On the other hand, the microphone sensitivity is boosted during speakerphone conversations and it does a wonderful job of picking up your voice, even from a meter or more away. It also does a better-than-expected job of masking loud background noises. The latter is especially ironic, since under those conditions you canít hear the thing anyway.

Click on this link for a full description of Audio Performance, and how to interpret it.

Support Features

Ringer Volume: The ringer seems to use the same sounder as the speakerphone, which makes the 6265i less than stellar when it comes to ringer volume. It doesnít do a bad job of rendering MP3 ringtones, but the overall volume isnít loud enough to hear in a noisy environment. Howard & I set up the phone to the loudest-sounding ringer we could find (that came with the phone) and we turned up the volume of the ringer to level 5. The phone was then put in my shorts pocket and I called the phone while we stood around near the food court at Square One. I had considerable trouble hearing the phone ring and I couldnít feel the vibrator on the side of my leg.

Keypad Design: There have been quite a few complaints about keypad failures on HowardForums, but the 6265i I tested suffered from no keypad problems. The numeric keys (which are exposed when the phone is slid open) are a flush design that is difficult to use without looking at it, but the keys press well and tactile feel is at least passable. The two soft keys, as well as the SEND and END buttons (which are always accessible) have a similar feel. The 4-way cursor key and selection button is a bit disappointing and I often ended up getting a cursor down when Iíd intended to press the selection button. Iíd have to give the keypad a grudging pass, but it could have been so much better.

Display: What can I say? The 320 x 240 color display is big and bright and one of the best Iíve seen on a device that isnít also classified as a PDA. Color rendition is excellent and the resolution is high enough that photographs displayed on the screen look detailed enough to really enjoy looking at. After all, thatís what you want a screen of this type on a phone for. Visibility in bright daylight and direct sun is excellent.

Camera: As Iíve often said, I donít generally say anything about the camera on a phone, as it doesnít really come under the heading of a core feature. However, when a camera is as good as the one on the 6265i, it simply canít go without mention. The 2-megapixel unit on the 6265i is perhaps one of the best Iíve encountered on a phone. The lens provides excellent focus and continuity and the quality of the pictures is good enough to print at 4 x 6. Those prints may well fool many people into thinking that you took those pictures with a real digital camera.

Donít get me wrong though, the cameras in phones (including this one) have a long way to go to match the sheer quality of even a bottom-end digital camera, but theyíve now reached a point where they arenít anything to be ashamed of. Iíve included a full-size (1600 x 1200) image at the end of this review to let you see for yourself what you can expect from this camera.


Despite some shortcomings, the 6265i is a really great CDMA phone.

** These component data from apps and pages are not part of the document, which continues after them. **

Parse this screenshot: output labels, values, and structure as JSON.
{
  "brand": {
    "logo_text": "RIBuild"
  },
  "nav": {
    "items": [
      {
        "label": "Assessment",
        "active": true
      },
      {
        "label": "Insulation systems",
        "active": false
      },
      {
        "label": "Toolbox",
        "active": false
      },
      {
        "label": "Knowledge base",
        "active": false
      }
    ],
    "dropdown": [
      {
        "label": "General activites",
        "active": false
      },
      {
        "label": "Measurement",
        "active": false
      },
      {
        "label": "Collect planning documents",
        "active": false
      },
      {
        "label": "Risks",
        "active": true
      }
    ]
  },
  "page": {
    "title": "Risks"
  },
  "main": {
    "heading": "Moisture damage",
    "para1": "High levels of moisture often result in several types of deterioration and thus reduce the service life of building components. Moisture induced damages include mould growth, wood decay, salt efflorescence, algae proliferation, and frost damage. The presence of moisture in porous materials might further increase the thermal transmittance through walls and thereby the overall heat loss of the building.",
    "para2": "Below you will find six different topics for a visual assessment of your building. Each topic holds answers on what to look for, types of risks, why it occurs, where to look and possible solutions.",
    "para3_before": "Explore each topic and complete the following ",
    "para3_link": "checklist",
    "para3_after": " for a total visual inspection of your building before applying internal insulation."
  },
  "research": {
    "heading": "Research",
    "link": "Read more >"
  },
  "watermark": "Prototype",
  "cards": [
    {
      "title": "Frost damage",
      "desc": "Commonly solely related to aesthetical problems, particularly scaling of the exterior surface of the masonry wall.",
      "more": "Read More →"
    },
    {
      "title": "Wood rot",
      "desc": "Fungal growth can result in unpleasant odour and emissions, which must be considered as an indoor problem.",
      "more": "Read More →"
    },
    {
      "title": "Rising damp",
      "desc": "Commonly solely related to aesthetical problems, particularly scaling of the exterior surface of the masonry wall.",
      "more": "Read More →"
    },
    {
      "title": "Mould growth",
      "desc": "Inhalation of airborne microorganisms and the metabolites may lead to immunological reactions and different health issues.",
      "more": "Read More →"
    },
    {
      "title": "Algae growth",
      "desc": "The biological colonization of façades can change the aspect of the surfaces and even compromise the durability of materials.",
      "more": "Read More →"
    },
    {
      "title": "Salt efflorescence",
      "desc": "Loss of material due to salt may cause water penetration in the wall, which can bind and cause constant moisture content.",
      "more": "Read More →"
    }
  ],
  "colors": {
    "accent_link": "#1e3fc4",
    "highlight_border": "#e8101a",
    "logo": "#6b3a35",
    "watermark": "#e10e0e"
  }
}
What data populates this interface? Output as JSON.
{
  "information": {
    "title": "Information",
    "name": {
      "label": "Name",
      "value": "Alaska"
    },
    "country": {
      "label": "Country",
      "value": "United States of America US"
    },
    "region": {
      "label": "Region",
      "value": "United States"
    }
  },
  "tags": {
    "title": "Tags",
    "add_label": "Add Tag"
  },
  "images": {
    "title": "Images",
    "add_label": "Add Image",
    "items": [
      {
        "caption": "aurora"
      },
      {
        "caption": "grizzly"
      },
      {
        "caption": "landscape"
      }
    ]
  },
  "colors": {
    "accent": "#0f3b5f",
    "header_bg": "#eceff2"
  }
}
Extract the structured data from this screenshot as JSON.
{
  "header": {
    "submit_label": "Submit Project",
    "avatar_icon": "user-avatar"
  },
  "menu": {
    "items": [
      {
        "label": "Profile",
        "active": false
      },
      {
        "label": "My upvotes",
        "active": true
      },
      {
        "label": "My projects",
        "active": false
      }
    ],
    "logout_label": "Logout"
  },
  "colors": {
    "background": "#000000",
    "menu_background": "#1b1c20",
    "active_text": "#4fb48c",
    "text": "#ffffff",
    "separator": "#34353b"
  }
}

It provides pretty good tonal balance, very good sound preproduction, decent earpiece volume, excellent RF sensitivity, fairly good over-the-road performance, and your callers will only find it mildly annoying to listen to you.

As I said in the opening paragraph, itís a shame that Nokia has decided to bow out of CDMA phone development, because this model proved that they were well on the way to making some of the best-performing CDMA models out there.

The 6265i isnít even that expensive, at only $300 without a contract, and only $99 if you are willing to sign up for a 3-year commitment. I have no intention of abandoning my Mike phone, simply because I personally feel that Telusís iDEN network is a superior system for users who need primarily voice service, but if I were ever to consider a switch to CDMA, the 6265i would be high on my list of phones to buy.


The following photograph was taken using the 6265i at 1600 x 1200: